Los Angeles, Cal., Wednesday and Thursday, September 30th and October 1st. Great business here. Better than ever. Three turnaways out of four performances. The lot was fully four miles from the business center of the city, but the distance did not serve to keep the masses at home. The parade was the longest of the season, that is, the route was longer, yet it was back on the lot before noon. Considerable trouble was experienced with ticket brokers. They were driven from the lot and "ballyhoo" artists were placed at the street car depots to warn the public against them. Captain Gould arrested two of the pests and threatened to whip the entire lot single-handed. Among the dressing room visitors were Mrs. Agee and daughter, mother and sister of John Agee; Mrs. Walter L. Main and mother, Orrin and Millie Phelps, Misses Fay and Iva Lancton, and several of Mrs. Edward Renton's relatives.
Riverside, Cal., Friday, October 2d In the midst of flowers and fruit, with ideal weather, it's a hard matter for the troupers to realize that back East there is probably snow and bitter cold weather.
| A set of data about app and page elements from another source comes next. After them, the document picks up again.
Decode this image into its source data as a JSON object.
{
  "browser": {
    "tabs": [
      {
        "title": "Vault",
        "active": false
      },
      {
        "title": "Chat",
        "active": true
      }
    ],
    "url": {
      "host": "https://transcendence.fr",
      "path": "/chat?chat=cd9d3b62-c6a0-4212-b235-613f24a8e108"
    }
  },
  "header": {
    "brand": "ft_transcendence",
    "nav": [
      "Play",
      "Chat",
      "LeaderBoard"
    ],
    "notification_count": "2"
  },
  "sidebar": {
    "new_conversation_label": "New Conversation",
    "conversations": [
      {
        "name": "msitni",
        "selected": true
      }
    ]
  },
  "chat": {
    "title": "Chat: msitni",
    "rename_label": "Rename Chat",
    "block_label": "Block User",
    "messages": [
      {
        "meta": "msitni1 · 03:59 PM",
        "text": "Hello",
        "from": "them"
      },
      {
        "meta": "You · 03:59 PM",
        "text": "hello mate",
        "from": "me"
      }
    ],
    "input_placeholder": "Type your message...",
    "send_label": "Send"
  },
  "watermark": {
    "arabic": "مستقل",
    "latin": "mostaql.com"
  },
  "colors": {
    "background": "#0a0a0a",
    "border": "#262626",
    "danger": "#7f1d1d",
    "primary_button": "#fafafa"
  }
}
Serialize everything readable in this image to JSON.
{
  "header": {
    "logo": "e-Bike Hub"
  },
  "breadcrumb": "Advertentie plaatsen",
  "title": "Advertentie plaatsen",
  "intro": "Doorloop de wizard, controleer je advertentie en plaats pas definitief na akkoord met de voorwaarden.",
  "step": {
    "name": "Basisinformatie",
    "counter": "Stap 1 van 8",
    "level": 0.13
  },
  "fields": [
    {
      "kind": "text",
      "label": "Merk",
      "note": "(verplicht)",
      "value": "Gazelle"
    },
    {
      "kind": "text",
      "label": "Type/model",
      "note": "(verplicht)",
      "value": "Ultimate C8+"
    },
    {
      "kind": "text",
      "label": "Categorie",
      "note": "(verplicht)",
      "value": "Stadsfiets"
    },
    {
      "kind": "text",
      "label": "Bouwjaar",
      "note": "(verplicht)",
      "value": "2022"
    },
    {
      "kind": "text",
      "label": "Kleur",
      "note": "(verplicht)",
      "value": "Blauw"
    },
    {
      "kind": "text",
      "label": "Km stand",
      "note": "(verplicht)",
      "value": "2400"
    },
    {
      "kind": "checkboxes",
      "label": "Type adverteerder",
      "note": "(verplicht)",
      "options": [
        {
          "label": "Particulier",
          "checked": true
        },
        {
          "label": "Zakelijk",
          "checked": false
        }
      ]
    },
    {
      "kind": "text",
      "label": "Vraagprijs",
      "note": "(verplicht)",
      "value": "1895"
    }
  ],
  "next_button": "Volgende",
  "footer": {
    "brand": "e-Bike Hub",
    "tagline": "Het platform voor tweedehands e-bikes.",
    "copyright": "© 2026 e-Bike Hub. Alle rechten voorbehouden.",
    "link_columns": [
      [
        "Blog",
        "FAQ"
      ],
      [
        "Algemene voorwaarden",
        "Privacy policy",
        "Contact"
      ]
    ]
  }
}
This is a beautiful place — a spot where a lazy man with plenty of money could lead a very luxurious life. There are orange groves on all sides of the lot and in every yard passed by the parade the troupers noted huge beds of blooming plants. Business was big.
San Bernardino, Cal., Saturday, October 3d. This is the last stand in California. To-night we leave the orange groves and the luscious fruit and speed away into Arizona. The day here was very pleasant and the attendance big. Just before parade George Summers and Aleck Runkle of the big band walked on the lot, tired and dusty. They had been left at Riverside and tramped the entire distance in order to get in before Director Ganweiler could fine them.
Phoenix, Ariz., Monday, October 5th.
Tucson, Ariz., Tuesday, October 6th.
Deming, N. M., Wednesday, October 7th.
El Paso, Tex., Thursday, October 8th.
Albuquerque, N. M., Friday, October 9th.
Las Vegas, N. M., Saturday, October 10th.
Great Bend, Kan., Monday, October 12th.
Wichita, Kan., Tuesday, October 13th.
Enid, Ok. Ter., Wednesday, October 14th.
Chickasha, I. T., Thursday, October 15th.
Oklahoma City, Ok. Ter, Friday, October 16th.
Shawnee, Ok. Ter., Saturday, October 17th.
South McAlester, I. T., Monday, October 19th.
Muskogee, I. T., Tuesday, October 20th.
Ada, I. T., Wednesday, October 21st.
Sherman, Tex., Thursday, October 22nd.
Ft. Worth, Tex., Friday, October 23rd.
Weatherford, Tex., Saturday, October 24st.
Dallas, Tex., Monday, October 26th.
Greenville, Tex., Tuesday, October 27th.
Paris, Tex. Wednesday, October 28th.
Clarksville, Tex., Thursday, October 29th.
Texarkana, Ark., Friday, October 30th.
Marshall, Tex., Saturday, October 31st.
Little Rock, Ark., Monday, November 2d.
Camden, Ark., Tuesday, November 3d.
Pine Bluff, Ark., Wednesday, November 4th.
Jonesboro, Ark., Thursday, November 5th.
Malden, Mo., Friday, November 6th.
CHS webmaster J. Griffin, last modified April 2008.